Report each line of the entries below that includes "icon".

Stored items:

+---+

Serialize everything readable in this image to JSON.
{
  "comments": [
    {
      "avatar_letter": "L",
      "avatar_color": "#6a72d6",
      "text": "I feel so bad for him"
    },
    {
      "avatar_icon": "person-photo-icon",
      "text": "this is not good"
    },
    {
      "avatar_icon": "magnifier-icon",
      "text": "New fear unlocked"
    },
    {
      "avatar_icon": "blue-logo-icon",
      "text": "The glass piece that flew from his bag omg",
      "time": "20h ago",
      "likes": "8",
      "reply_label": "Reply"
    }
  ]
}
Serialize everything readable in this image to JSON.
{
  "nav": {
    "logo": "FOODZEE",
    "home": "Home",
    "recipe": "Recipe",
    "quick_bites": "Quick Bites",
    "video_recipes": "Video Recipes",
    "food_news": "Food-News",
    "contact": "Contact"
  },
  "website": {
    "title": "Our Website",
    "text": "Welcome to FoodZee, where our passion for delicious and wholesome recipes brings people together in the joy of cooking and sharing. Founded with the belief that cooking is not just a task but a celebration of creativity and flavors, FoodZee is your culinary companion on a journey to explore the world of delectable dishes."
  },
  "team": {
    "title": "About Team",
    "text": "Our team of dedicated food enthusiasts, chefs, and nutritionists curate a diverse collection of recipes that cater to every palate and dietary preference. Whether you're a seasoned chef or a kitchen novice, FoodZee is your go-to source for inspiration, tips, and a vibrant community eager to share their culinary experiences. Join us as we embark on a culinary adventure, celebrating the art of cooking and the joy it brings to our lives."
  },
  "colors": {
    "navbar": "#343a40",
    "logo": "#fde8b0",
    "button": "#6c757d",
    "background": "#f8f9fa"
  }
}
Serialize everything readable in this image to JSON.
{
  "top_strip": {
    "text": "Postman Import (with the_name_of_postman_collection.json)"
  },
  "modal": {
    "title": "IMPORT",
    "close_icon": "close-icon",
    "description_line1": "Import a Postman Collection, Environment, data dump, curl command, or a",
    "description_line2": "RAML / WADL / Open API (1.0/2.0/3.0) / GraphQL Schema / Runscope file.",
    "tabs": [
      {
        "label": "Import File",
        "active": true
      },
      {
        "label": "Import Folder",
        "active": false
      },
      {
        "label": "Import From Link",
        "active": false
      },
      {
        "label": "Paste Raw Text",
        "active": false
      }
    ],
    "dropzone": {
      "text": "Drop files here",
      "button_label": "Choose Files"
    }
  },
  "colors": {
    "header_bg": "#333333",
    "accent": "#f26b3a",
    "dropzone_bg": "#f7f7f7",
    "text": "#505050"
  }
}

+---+

* **Result of the exercise**
      "avatar_icon": "person-photo-icon",
      "avatar_icon": "magnifier-icon",
      "avatar_icon": "blue-logo-icon",
    "close_icon": "close-icon",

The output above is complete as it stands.